7. Use the Headlight Restoration Kit

There are many headlight restoration and cleaning kits on the market. Some products are better than others. We recommend reading reviews based on customer experiences to help you decide what option is right for you.

These kits vary hugely in the compounds used and the practices they entail. Instructions for each product are included with the packaging and go from applying a compound and buffing the residue to using abrasive techniques and compounds for a better result.


Why Do Headlights Get Cloudy or Fogy?
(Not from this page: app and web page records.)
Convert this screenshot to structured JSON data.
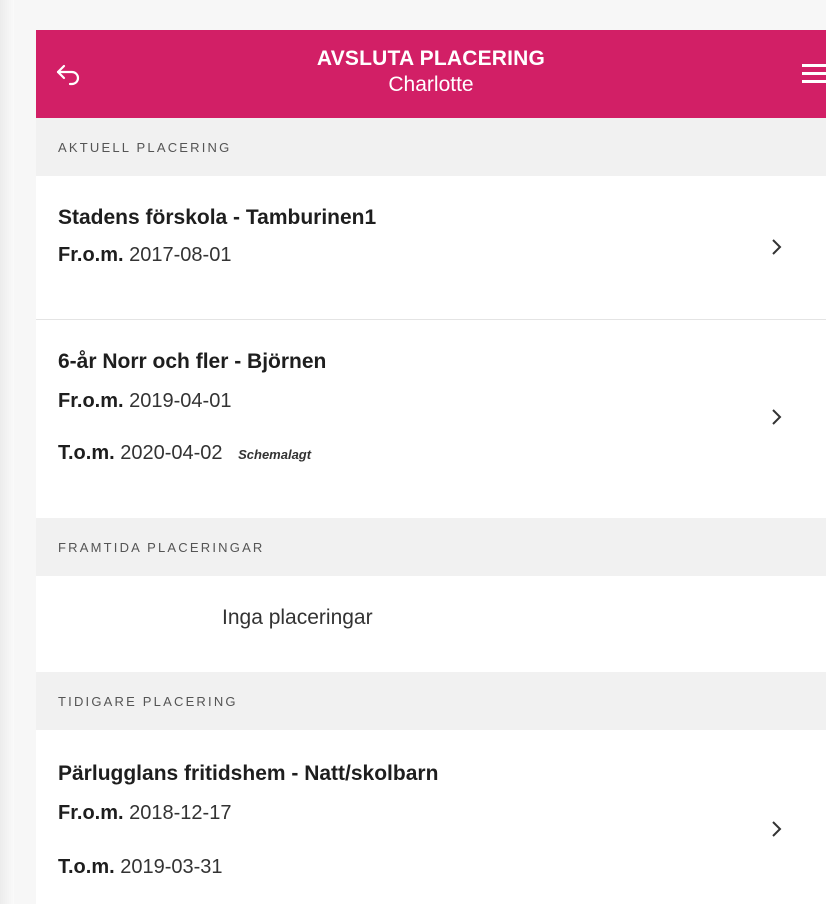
{
  "header": {
    "title": "AVSLUTA PLACERING",
    "subtitle": "Charlotte",
    "back_icon": "back-arrow-icon",
    "menu_icon": "hamburger-menu-icon",
    "color": "#d21f66"
  },
  "sections": {
    "current": {
      "label": "AKTUELL PLACERING",
      "items": [
        {
          "title": "Stadens förskola - Tamburinen1",
          "from_label": "Fr.o.m.",
          "from_date": "2017-08-01"
        },
        {
          "title": "6-år Norr och fler - Björnen",
          "from_label": "Fr.o.m.",
          "from_date": "2019-04-01",
          "to_label": "T.o.m.",
          "to_date": "2020-04-02",
          "tag": "Schemalagt"
        }
      ]
    },
    "future": {
      "label": "FRAMTIDA PLACERINGAR",
      "empty_text": "Inga placeringar"
    },
    "previous": {
      "label": "TIDIGARE PLACERING",
      "items": [
        {
          "title": "Pärlugglans fritidshem - Natt/skolbarn",
          "from_label": "Fr.o.m.",
          "from_date": "2018-12-17",
          "to_label": "T.o.m.",
          "to_date": "2019-03-31"
        }
      ]
    }
  }
}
Even though foggy headlights can look like cloudy ones, the two aren’t necessarily the same thing. The headlights may be foggy due to condensation. Halogen bulbs, unlike LEDs, naturally heat up as they are left on overtime. Particularly in humid conditions, when the bulb cools off, water vapor in the surrounding air condenses, making a foggy-looking headlight.

Although headlights were initially made from glass, modern ones are made of durable plastic, like polycarbonate. But, just like rubber parts, such as tires, plastic is vulnerable to ultraviolet rays. And being outside the vehicle, headlights are exposed to the elements, as well. During the time, sunlight, road debris, acid rain, chemicals, bug guts damage and yellow the plastic.

Why Restore My Headlights?

Not only does the lackluster look of the headlights downgrade the overall appearance of your car, but more importantly, as we said, the poor condition of the headlights impacts the visibility while driving at night.

The NHTSA revealed a two-fold issue related to damaged or dirty headlights, making a lower level of light on the roadway and inadequately diffusing required light from the driver’s perspective, reducing forward visibility. Simultaneously, these problem headlights project higher light levels toward oncoming vehicles, which can momentarily impede an oncoming driver’s functional eyesight.